Time passed, I noticed that I’ve been sitting at the computer console alone for the mix down of my new song all the time lately. It can mean that my dream came true after all. Only one thing is missing. I get no pay…

Episode From Surviving in Japan / Hidemi Woods

One of the worst dreams

Because I’m cheap, I’m always careful about money. So much so, it penetrates into my dreams. I had a dream about visiting NY the other night. I joined a bus tour for sightseeing. The bus stopped for a break and there was a drink vendor. It had freshly squeezed fruit juice along with soft drinks. Everyone from the tour enjoyed the juice. I was thirsty and tired, and the fresh juice seemed perfect. But it cost $3 more than soft drinks. I really wanted the juice, knowing that would be full of vitamins and good for health, but I also needed to save money for my uncertain future. I was torn by a mere $3. Eventually, I gave up the juice and ordered a soft drink, feeling envious of others who were having juice.

I woke up and found that I had missed a golden opportunity to spend money extravagantly. Being in a dream is the only time that I can spend as much money as I want. One of the worst dreams for me is to save money in it. I pounded my bed from regret. I could have had delicious juice…

Episode From Surviving in Japan / Hidemi Woods

live until 100 years old

It was my grandfather’s birthday on Sunday. He would be 100 years old if he was still alive. His motto was to live until 100 years old. The reason was simple. A TV show. There was a show in Japan that introduced people who were 100 years old along with their family and their daily life. My grandfather’s dream was to appear and be introduced in the show.
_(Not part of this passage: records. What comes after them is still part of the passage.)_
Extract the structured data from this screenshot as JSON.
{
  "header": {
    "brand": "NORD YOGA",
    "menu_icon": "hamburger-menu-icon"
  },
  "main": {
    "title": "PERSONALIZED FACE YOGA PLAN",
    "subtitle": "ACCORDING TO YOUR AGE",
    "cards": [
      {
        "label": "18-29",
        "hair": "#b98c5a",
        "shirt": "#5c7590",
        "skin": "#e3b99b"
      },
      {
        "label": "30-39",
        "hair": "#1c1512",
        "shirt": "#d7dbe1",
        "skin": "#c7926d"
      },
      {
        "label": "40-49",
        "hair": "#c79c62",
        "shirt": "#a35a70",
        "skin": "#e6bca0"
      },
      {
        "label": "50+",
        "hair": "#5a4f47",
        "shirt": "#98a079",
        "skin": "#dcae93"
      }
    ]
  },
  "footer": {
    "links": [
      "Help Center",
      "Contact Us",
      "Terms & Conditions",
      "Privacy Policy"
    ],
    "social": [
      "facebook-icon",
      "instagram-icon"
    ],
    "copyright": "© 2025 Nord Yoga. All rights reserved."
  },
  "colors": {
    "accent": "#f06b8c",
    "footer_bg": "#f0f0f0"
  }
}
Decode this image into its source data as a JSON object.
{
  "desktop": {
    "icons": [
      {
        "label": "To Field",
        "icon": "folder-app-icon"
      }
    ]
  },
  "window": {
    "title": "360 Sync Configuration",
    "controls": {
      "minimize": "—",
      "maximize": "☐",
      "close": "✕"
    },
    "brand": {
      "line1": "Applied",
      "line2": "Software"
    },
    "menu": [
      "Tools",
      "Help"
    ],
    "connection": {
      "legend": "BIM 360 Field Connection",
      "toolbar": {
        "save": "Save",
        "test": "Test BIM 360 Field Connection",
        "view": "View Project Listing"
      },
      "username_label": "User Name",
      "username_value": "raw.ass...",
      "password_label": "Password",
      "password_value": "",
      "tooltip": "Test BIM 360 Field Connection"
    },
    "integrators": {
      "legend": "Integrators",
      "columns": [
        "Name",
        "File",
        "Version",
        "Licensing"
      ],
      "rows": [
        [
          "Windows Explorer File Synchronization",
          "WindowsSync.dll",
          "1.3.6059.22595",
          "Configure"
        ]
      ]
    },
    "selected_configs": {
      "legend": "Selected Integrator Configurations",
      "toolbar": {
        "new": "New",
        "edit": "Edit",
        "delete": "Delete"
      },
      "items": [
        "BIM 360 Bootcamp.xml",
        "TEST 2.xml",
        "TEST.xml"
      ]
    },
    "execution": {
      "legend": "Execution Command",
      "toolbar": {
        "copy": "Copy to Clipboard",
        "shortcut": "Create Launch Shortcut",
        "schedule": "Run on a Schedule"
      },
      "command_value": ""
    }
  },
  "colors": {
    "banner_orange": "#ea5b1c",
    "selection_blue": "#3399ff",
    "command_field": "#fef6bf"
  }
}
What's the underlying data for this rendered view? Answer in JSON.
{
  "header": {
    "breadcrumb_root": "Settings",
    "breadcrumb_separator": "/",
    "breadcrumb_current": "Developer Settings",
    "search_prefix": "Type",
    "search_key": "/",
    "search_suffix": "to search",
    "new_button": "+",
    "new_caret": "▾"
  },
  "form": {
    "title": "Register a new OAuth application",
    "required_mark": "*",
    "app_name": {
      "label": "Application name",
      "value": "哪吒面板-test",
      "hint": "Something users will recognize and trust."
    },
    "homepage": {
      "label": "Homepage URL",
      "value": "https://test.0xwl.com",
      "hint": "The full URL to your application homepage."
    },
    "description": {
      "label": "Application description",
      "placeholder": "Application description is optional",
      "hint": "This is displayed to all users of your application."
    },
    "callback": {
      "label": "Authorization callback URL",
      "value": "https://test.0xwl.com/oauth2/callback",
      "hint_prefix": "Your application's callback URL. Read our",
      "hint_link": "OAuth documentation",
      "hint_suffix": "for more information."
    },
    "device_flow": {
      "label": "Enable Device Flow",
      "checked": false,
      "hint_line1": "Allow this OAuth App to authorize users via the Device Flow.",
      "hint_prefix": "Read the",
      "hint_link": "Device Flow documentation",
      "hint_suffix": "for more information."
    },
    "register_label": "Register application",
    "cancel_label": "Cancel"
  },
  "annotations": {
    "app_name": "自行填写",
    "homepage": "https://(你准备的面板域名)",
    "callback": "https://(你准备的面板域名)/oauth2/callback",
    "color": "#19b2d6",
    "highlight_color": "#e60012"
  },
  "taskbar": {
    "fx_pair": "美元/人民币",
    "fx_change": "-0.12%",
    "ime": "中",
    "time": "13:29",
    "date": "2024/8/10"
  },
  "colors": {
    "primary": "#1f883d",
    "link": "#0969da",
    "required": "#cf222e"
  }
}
 He always had to be the center of attention. Every time his name happened to be mentioned in a local paper or a community bulletin, he would underline his name, clip the article, and show it to everyone. To me, it looked so stupid because he kept pointing at the underlined name although I knew his name duly. He craved to be famous. So, to be 100 years old was the chance of a lifetime for him to be on TV. He instructed us to be prepared for the filming. For instance, he told me to return home on the day of filming and answer questions about him from a reporter in front of the camera. His dream didn’t come true and I was the only one who celebrated his 100th birthday…

 

episode from An Old Tree in Kyoto / Hidemi Woods